Day 03: Delhi / Neemrana (125 Kms) Meeting and assistance upon arrival and we will drive to Neemrana which is dominated by the majestic Neemrana Fort, which is India's oldest heritage resort. Situated on a majestic plateau, concealed in a horseshoe formation of the billion-year-old Aravalli ranges, Neemrana fort Palace Heritage Hotel has 40 air-conditioned rooms. Each room has its own unique character and history. On the basis of theme the rooms have been named as the Malabar room, Barsat Mahal, Chandra Mahal, Mata Mahal, Surya Mahal, Gopi Mahal and the Sheesh Mahal.
Afternoon, we visit the adjoining tribal villages where life has not changed for centuries. We explore the tribal country surrounding the imperial fort. The lifestyle here remains unchanged for centuries and untouched by modern times.
Day 04: Neemrana / Jaipur (150 Kms) After rest and relaxation, we explore the unending shopping options of Jaipur. An essential starting point for Rajasthan craftwork is block making and block printing and we will be exploring the process from start to finish in some of the popular stores here. The opportunity also exists here to tailor make outfits to your design and size.
We also explore one of the chief attractions of Jaipur - its jewelry, which offers a variety that ranges from chunky tribal jewelry to enameled gold to modern diamond jewelry. Kundan (art of stone setting) and enamel jewelry has been a specialty of Rajasthan, particularly that of Jaipur. The stones are embossed into decorative shapes & patterns and embellished with delicate enamel ornamentation in the champeve (raised field) technique.

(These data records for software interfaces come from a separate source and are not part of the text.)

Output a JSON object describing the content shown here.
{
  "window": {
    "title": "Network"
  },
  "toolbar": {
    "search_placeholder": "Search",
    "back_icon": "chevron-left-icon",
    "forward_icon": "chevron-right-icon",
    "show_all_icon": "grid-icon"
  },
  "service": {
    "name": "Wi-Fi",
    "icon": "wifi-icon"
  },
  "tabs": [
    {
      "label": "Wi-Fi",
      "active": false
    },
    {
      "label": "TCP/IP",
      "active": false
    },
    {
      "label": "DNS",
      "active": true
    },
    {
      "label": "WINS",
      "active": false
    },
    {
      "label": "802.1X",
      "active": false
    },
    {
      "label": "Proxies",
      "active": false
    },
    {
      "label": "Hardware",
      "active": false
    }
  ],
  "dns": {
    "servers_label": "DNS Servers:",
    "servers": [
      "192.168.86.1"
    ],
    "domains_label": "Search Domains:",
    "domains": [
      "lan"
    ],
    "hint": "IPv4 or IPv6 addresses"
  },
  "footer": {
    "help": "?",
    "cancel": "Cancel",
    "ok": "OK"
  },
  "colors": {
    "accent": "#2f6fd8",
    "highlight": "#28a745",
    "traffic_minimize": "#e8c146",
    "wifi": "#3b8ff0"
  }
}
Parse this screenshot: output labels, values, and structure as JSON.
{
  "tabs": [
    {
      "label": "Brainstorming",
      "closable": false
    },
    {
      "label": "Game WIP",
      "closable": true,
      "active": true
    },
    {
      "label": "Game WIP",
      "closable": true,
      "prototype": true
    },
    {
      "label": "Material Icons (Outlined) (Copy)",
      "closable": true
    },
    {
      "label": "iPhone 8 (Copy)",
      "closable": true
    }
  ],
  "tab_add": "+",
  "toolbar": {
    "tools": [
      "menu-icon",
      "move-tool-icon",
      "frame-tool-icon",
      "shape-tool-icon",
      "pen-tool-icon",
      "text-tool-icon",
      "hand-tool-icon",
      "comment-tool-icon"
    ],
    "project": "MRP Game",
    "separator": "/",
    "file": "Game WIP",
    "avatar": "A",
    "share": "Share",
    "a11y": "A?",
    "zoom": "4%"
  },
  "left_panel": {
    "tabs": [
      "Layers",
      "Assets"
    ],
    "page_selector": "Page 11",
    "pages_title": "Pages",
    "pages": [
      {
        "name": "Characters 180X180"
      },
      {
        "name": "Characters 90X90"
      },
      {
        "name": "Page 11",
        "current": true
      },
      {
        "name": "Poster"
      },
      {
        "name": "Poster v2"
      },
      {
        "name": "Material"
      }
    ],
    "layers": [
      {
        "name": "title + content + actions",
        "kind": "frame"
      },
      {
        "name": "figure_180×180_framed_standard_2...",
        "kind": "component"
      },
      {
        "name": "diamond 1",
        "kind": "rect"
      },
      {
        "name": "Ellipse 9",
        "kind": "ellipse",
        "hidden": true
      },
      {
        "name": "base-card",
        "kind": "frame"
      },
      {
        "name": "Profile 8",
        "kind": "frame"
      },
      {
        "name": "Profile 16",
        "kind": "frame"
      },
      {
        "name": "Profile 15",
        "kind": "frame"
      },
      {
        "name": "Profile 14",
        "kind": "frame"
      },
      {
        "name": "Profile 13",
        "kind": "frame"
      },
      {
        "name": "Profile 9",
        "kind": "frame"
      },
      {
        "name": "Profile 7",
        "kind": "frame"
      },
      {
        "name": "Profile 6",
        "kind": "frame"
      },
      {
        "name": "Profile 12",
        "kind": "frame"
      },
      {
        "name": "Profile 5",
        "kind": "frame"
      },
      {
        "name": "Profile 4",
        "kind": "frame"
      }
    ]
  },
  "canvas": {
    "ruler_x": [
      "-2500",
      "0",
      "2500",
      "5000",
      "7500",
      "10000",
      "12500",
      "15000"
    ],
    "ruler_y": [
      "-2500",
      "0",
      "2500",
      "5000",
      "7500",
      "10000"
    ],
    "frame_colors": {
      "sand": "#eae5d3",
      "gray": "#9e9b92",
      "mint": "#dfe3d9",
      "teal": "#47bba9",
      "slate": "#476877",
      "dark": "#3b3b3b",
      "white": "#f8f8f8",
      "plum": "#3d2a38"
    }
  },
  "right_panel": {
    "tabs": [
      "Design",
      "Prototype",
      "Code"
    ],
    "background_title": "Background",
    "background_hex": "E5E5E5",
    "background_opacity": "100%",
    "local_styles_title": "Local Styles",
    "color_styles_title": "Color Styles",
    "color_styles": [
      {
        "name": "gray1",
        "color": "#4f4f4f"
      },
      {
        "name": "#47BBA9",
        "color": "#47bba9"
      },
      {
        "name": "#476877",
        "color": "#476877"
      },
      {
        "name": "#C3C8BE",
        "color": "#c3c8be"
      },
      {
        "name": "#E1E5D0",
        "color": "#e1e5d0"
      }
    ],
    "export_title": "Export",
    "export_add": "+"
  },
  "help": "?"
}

The craftsmen take great pains to embed the hundreds of stones into the lac. The skilled gem-cutters of Jaipur carve enchanting little animals and birds from rock, crystal, jade, smoky topaz and amethyst. Intaglio beads & buttons and crystal scent bottles are also available. Day 05: Jaipur Following breakfast, we proceed on a guided tour of the Amber Fort. Set on the dry wrinkled Aravali Hills, the Fort is a superb example of Rajput (Medieval Hindu) style of architecture. A slow elephant taxi takes us to the top of the Fort, which houses several graceful buildings.
We will ride up to this hilltop palace on a caparisoned, painted elephant, passing through the ancient main gate where Maharajas of Jaipur have entered for four hundred years. Our guide will elaborate on the history of this architectural masterpiece with its mirror-studded alcoves, dazzling mosaics and water-cooled swings that delight today's visitors as they did their former royal residents.
We shall visit the Hawa Mahal or Palace of the Winds, a five-storied structure of pink sandstone with semi-octagonal and delicately honeycombed windows overlooking the main street of the old city. It was built in 1799 so that veiled royal women could peer down unseen by the world through its 593 stone screens.